I think a lot of times people are so interested in passionate about bringing their vision to life, that they overlook some of the fundamentals such as, Do you have good margins? Is that a good customer segment? How big is the market? So I, I really like to go back to the fundamentals of, okay, what is the problem you’re trying to solve? How are you doing it in a differentiated way? For us? We’ve actually invested a lot in intellectual property and patents, but you know, how are you doing it in a differentiated way? Is there a market fit? Like customers listening to that? And can you actually make a business out of it? So for example, while answering phone calls for the restaurants was great, because you took them out of the restaurant. The pricing was actually negative gross margin, right? I mean, we were we weren’t even earning enough to cover the calls because it was percent of orders small tickets. So it’s not just bringing it to life or driving revenue, but it’s about fill filling a customer need listening to them. And doing it on a model that is fiscally sound any
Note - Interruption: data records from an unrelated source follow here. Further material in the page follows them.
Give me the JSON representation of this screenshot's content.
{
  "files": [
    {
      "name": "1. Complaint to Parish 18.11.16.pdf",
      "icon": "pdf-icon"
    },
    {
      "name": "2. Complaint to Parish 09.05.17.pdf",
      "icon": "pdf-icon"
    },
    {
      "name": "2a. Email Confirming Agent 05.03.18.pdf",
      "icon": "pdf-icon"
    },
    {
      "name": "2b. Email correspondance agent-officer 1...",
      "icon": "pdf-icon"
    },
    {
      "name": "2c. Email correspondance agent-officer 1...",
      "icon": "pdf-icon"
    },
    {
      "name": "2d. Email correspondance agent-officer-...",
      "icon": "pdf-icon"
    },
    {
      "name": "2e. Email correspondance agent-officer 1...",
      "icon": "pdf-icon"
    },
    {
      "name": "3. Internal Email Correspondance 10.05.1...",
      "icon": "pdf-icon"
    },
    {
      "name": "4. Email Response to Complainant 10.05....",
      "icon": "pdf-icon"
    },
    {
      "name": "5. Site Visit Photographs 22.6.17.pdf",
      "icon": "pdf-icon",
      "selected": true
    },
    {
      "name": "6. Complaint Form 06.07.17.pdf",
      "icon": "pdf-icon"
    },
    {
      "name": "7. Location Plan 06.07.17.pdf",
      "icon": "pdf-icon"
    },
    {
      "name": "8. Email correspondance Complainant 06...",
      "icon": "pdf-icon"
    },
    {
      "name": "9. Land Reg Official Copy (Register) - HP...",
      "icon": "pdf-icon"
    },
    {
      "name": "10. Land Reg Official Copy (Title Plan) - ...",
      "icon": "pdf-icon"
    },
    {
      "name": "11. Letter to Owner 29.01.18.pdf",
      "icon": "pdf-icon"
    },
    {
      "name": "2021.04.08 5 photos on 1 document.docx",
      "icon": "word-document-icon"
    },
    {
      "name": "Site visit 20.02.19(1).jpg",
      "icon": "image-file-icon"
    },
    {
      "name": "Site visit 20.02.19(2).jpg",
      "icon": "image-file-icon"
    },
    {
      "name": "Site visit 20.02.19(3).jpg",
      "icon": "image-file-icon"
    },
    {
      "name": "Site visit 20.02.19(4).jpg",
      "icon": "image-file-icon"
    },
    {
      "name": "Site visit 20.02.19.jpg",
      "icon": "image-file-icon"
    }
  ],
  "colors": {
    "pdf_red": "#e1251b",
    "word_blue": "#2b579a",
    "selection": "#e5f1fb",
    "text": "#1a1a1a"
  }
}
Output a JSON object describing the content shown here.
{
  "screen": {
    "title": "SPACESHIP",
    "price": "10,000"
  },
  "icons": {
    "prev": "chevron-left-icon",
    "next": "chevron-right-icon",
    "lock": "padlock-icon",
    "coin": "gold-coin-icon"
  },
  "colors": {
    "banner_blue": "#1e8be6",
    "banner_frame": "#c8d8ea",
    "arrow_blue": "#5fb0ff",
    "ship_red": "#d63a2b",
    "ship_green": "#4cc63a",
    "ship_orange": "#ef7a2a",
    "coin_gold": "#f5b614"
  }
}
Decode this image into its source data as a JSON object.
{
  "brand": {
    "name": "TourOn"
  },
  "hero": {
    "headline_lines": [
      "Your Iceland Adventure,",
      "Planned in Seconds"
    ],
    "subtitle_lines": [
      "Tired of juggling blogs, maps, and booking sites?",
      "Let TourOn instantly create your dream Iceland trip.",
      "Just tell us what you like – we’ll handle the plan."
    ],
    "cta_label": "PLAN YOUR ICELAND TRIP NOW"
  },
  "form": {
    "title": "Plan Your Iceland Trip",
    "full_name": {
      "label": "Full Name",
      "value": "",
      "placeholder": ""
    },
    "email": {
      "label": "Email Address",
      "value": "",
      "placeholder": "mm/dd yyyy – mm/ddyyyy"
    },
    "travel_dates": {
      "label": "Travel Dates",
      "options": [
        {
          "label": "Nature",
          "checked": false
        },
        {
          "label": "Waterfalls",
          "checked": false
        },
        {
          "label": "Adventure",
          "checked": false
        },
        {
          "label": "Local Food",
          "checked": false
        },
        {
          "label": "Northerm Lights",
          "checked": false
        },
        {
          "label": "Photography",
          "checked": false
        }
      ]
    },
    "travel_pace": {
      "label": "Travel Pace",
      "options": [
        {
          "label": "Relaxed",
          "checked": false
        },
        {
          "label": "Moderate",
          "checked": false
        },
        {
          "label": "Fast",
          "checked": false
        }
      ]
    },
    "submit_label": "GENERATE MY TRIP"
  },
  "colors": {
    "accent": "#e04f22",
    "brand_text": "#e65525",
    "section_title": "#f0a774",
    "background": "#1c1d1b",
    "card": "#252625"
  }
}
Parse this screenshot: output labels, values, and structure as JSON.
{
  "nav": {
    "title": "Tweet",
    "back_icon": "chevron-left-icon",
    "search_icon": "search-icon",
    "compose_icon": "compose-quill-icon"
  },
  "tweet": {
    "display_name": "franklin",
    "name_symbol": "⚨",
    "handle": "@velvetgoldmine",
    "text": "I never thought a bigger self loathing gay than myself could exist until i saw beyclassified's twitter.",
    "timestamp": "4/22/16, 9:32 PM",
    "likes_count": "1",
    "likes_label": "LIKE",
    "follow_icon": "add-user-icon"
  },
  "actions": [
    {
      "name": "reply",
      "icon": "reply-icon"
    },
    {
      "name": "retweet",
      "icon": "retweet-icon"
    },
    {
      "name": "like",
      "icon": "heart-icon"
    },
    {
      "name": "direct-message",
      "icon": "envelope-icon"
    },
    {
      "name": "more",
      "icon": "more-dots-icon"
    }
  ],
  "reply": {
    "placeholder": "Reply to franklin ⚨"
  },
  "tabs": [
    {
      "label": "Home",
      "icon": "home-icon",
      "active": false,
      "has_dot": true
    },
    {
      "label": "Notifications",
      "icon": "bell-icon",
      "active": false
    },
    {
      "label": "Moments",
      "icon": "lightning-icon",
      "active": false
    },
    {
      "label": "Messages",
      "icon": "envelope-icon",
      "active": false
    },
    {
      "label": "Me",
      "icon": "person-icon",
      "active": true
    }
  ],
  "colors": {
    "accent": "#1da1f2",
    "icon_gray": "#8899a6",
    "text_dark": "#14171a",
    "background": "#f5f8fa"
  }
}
Alexander Ferguson 4:48
books or podcasts or podcasts or reading material that you found helpful to grow as a business leader that you would recommend others?
Brad Duea 4:56
My son, I would actually start my son In college, he’s a sophomore, and a junior in high school, and I tell him read the Wall Street Journal every day. And even if you can’t read it, read the column. And I remember when I was a freshman at UC Santa Barbara, my econ professor told me that, and now it’s like 30 plus years later, and I’m doing it. And it just, it helps you get so familiar with the business language. And the like. You know, the other one, I would say, the strengths finders, where you really look at people’s strengths, and then try to let them play to their strengths. And instead of a review being okay, Alex, you did this great, but let me tell you, where you, you know, it’s more about how can we really lean into your strengths and then get other team members to cover you? If let’s say you don’t like to do the analytical part or some other aspect but I really believe in that. You know, I can go on but those probably two quick takeaways.
Alexander Ferguson 6:03
Awesome. Thank you. That concludes the audio version of this episode. To see the original and more visit our UpTech Report YouTube channel. If you know a tech company, we should interview you can nominate them at UpTech report.com. Or if you just prefer to listen, make sure you’re subscribed to this series on Apple podcasts, Spotify or your favorite podcasting app.